The NPD also descended on Gräfenberg on Aug. 18 to mark the anniversary of the death of Hilter's deputy Rudolf Hess.
Helmbrecht said, that since the Citizen's Forum was set up with a "hard core" of 40 and a wider membership of 150, it has managed to mobilize the citizens of Gräfenberg. "Some 80 percent of anti-NPD demonstrators now come from Gräfenberg. We've got normal citizens taking part. For many it has been their first demonstration ever."
Colorful Stunts to 'Sweep Out' NPD
"People are sick and tired of them. No one's saying 'Oh just let them get on with it.' All this has had a positive side effect. People are discussing human rights and democracy in the pubs; there's a process of politicization," said the high school teacher.
The forum has come up with a variety of stunts to counter the NPD. During one far-right rally in the carnival season last February, it got 400 people to turn up with brooms and brushes to "sweep" the far right out of town. "Of course it was just a symbolic act, but the way they were standing there, it looked like a peasants' revolt," said Helmbrecht.
Other tactics have included a local firm counting NPD demonstrators and donating €5 per head to an organization that helps people quit the far-right scene. Sausages were sold under the motto "In Franconia, only the sausages are brown," in reference to the so-called "Brownshirts" of Hitler's Nazi party.
"We've also been projecting messages on facades behind NPD speakers as well as photos from Auschwitz," said Helmbrecht. "When they come here and go on about the memory of their grandfathers, we project a photo of granddad shooting a Jewish prisoner in the head."
Another stunt has been to declare a "Traditional Day of Woodcutting" to coincide with one NPD demonstration. A screaming buzz saw was switched on in a shed next to the memorial site to interrupt proceedings.
Peaceful so Far
So far, the demonstrations have remained peaceful, in contrast with clashes that often mark far-right rallies elsewhere in the country. That's because neither side has an interest in the dispute turning violent.
The Gräfenberg Forum has managed to limit the involvement of militant "anti-fascists," while the NPD is intent on maintaining a democratic veneer ahead of Bavarian elections next year and doesn't want to give the authorities an excuse to ban its demonstrations on public safety grounds.

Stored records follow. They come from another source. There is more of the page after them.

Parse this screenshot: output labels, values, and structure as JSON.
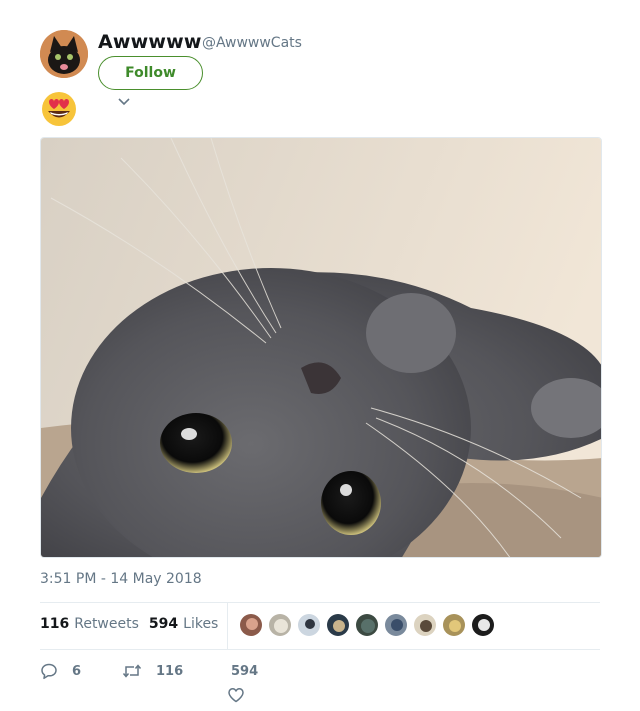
{
  "tweet": {
    "author_name": "Awwwww",
    "author_handle": "@AwwwwCats",
    "follow_label": "Follow",
    "emoji": "😍",
    "timestamp": "3:51 PM - 14 May 2018",
    "retweets_count": "116",
    "retweets_label": "Retweets",
    "likes_count": "594",
    "likes_label": "Likes",
    "reply_count": "6",
    "retweet_action_count": "116",
    "like_action_count": "594"
  },
  "colors": {
    "follow_green": "#3e8a2a",
    "muted_text": "#657786",
    "divider": "#e6ecf0"
  }
}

"It's a mark of the success of our work that people dare to join our counter-demonstrations," said Helmbrecht. "We try to encourage them to bring their children so that they can learn how this obscene ideology is unacceptable."
"You can mobilize people if you find the right format for counter-demonstrations," he added. "People have said we're just organizing folk festivals and my response is, yes, that's exactly what we're doing."
It has turned into a battle of wills between the people of Gräfenberg and the NPD. Whenever the party files for permission to demonstrate, the forum hires speakers, music bands and food vendors and negotiates with the police. So far, neither side is showing any sign of backing down.
"Our demand is clear: the monument must be made accessible to everyone," says Wuttke of the NPD. The party will continue to stage demonstrations until it is permitted to conduct "proper commemoration" at the site, he insists.
Matthias Fischer, the regional chairman of the NPD in Franconia who has been organizing the demonstrations in Gräfenberg, told SPIEGEL ONLINE: "We're not going to stop. We've got a number of other possibilities to make our presence felt in the town." He declined to elaborate.
The NPD has applied for permission to stage another demonstration sometime in the next two weeks to mark this year's Remembrance Day.
And the Citizen's Forum is already planning its response. "We're not yet saying what we've got planned but it will be worth coming to see," said Helmbrecht.